Core one: tech and general overview

In the first core, we have the technical skills which will be the foundation from which to build up. A CTI specialist must have wide technical knowledge that allows them to have a solid understanding of the digital landscape they have to move in. This environment involves coding, intrusion detection, prevention, incident response and any other tools and concepts around cybersecurity that can be proven useful.

Besides their knowledge of the digital environment, they must be familiar with the types of CTI they will be handling as well as with navigating the data and how to put it to good use. Mastering CTI also involves knowing about threat concepts, frameworks, actors and TTPs (tactics, techniques, and procedures).

The third part of this core would be having a general overview: of what is expected from the specific project, of the whole process in which CTI is involved, of the digital threat landscape… CTI is a discipline in which perspective is crucial and the wider it is, the better the result will be, and the better protected the organisation will be.

Core two: subtle key skills

The second core has soft skills that complete the CTI expert profile. Even if they might seem less important than technical knowledge, they are the ones that complete the profile and make it perfect. Raw technical skill is of no use if the worker does not refine everything else surrounding it. Communication skills are key to successful teamwork, particularly in a field in which CTI specialists have to communicate complex technical information to both experts and non-experts. In a job with that many moving parts, it is beneficial to share information with all involved in order to obtain a bigger picture.

A communicative approach that integrates CTI into the whole company can also help enhance others of the necessary skills, analytic thinking and creative problem-solving. The wider the perspective is, the more resources and insights someone will have when facing data.

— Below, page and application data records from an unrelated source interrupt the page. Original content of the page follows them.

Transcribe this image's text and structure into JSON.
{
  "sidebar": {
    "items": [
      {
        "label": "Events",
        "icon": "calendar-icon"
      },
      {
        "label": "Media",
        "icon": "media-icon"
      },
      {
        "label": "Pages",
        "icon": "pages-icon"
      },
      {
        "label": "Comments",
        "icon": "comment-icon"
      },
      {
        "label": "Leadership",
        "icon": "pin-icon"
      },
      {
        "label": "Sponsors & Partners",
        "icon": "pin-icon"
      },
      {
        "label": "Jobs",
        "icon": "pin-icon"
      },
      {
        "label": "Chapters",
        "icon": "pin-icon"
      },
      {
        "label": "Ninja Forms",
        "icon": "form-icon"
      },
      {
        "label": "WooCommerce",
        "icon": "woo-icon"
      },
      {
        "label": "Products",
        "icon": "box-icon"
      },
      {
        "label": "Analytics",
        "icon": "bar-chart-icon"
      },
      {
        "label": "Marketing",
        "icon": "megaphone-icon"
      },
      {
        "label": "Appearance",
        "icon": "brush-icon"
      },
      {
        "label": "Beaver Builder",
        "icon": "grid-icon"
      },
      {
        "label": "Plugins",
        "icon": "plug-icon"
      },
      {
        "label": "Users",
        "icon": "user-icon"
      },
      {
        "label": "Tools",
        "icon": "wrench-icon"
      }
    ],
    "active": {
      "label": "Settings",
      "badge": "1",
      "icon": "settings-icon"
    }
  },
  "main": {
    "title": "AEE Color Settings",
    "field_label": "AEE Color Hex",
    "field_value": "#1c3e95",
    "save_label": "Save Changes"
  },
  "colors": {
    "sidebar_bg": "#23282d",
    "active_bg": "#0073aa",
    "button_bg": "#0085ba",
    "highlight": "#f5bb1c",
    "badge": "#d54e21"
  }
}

Their mission is to look for menaces and weaknesses, which are easier to spot when you know the environment and the ongoing projects. Analytic thinking will help them find the problem while creative problem-solving will be the factor that differentiates them from other candidates. Being creative while solving a problem is especially advantageous in this field, as that is the way potential wrongdoers will think: you are covered. The less obvious your solutions are, the lower the probability of them trespassing.

In this discipline, threats and solutions evolve equally fast and that means that whoever working in the field must enjoy learning as well as new challenges. Working in tech means continuing to always learn, however, in CTI it is vital to be up-to-date with new trends, menaces and technologies that can be either useful or harmful.

If we have mentioned something throughout this article that is changes. The rapid evolution of the field along with the required responsiveness make flexibility a must for anyone working in the field. There is no real roadmap when analysing data unique to your organisation, this being the reason someone with great adaptability is perfect for this position.

Finally, a delicate and complex task like this calls for attention to detail. The quality and accuracy of the organisation’s security depend on the efficiency of its specialist and their ability to detect unusual data or vulnerable patterns.

Let us not forget that all of these skills will be improved through practical experience in the field. Any previous experience and additional knowledge in the tech field would be beneficial to carry out tasks in an optimal way.


CTI is the future of cybersecurity, and the future is already here. Trends and technological competitiveness allow companies to armour themselves against menaces before they even happen and to study the data they already have to improve their barriers. Changes like these prompted the creation of a new worker profile with a more complete set of skills and a more holistic approach.

If you consider you have these skills in your toolbox you are ready to hit the road! Visit our jobs page to find our chance to start building the future of cybersecurity.